After training, he became an instructor pilot at Vance Air Force Base in Oklahoma before joining a fighter pilot squadron at Ramstein Air Base in Germany. He underwent a year of training, on T-38s and F-16s, to learn basic bombing and fighter maneuvers, before joining his squadron.
Lippincott said you learn how to hook up with a refueling tanker at 25,000 feet, drop bombs at various steep and shallow angles, and fire the 20 millimeter guns on an F-16, which spit out 100 rounds a second.
There’s a lot of extra training, he said, on how to drop and activate atomic bombs. One maneuver involves “slinging” an atomic bomb three to four miles away when it’s released, Lippincott said, to give your jet more distance to escape the blast zone.
Another skill was dealing with the extreme gravity forces in a supersonic jet fighter.

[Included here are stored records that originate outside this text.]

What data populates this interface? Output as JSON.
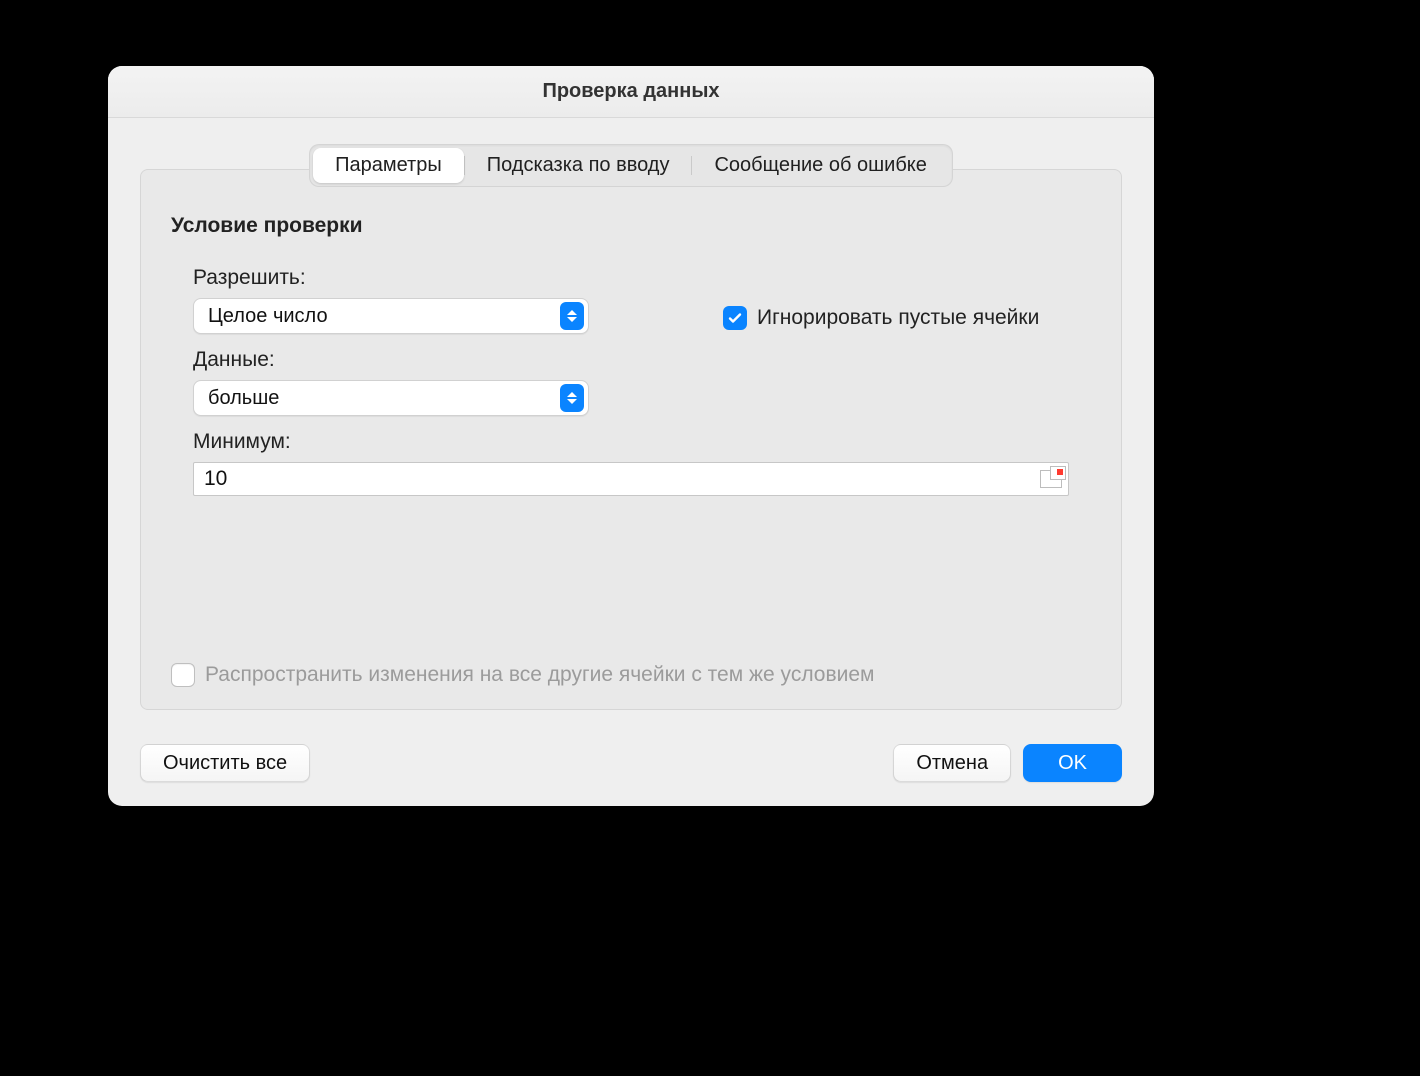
{
  "window": {
    "title": "Проверка данных"
  },
  "tabs": {
    "parameters": "Параметры",
    "input_hint": "Подсказка по вводу",
    "error_message": "Сообщение об ошибке",
    "active": "parameters"
  },
  "section": {
    "heading": "Условие проверки"
  },
  "allow": {
    "label": "Разрешить:",
    "value": "Целое число"
  },
  "ignore_blank": {
    "label": "Игнорировать пустые ячейки",
    "checked": true
  },
  "data": {
    "label": "Данные:",
    "value": "больше"
  },
  "minimum": {
    "label": "Минимум:",
    "value": "10"
  },
  "propagate": {
    "label": "Распространить изменения на все другие ячейки с тем же условием",
    "checked": false,
    "enabled": false
  },
  "buttons": {
    "clear_all": "Очистить все",
    "cancel": "Отмена",
    "ok": "OK"
  },
  "colors": {
    "accent": "#0a84ff"
  }
}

So-called G-forces can reach 9Gs in a jet, compared to 3G or 4G on a roller-coaster ride, Lippincott said, which makes your head and helmet feel like they weigh 135 pounds instead of 15.
“After an hour of dogfighting, your flight suit is sweaty and stinky, and you are physically tired,” he said. The new Top Gun movie depicts pilots grunting and groaning, Lippincott said, to increase their blood pressure.
“It keeps you from passing out. Obviously important,” he said.
Fighter pilots, as the movie showed, also wear “G-suits” which, when inflated, compress the legs and lower torso to keep blood from pooling there. That diverts the blood flow to the head, torso and eyes, to avoid unconsciousness or losing your vision, Lippincott said.
For 20 months, he was the “Top Gun” of his 24-plane fighter jet unit at Ramstein, meaning he was the best in dogfighting and in accuracy of test bomb runs.
He left the Air Force in 1990 as a captain, seizing an opportunity for better pay and family life as a pilot for Delta, based out of Dallas-Fort Worth and Atlanta.
Lippincott returned to the family farm after retiring from Delta two years ago, and is now a candidate for State Legislature.
He advanced from the May primary and will face Michael Reimers of Central City in the November election to replace State Sen. Curt Friesen of Henderson, who was term-limited.
Just as in becoming an elite fighter pilot, there’s a lot to learn as a politician, he said.
The Nebraska tax system, Lippincott said, “makes the wiring diagram of an F-16 look easy.”
Overall, he said he misses flying the fast jets. He expects the new Top Gun movie to inspire others, as he was inspired, to pursue a career as a military pilot.
What’s his advice for aspiring Top Guns?
“Just keep your nose to the grindstone and work to be your best, and you will be your best,” Lippincott said.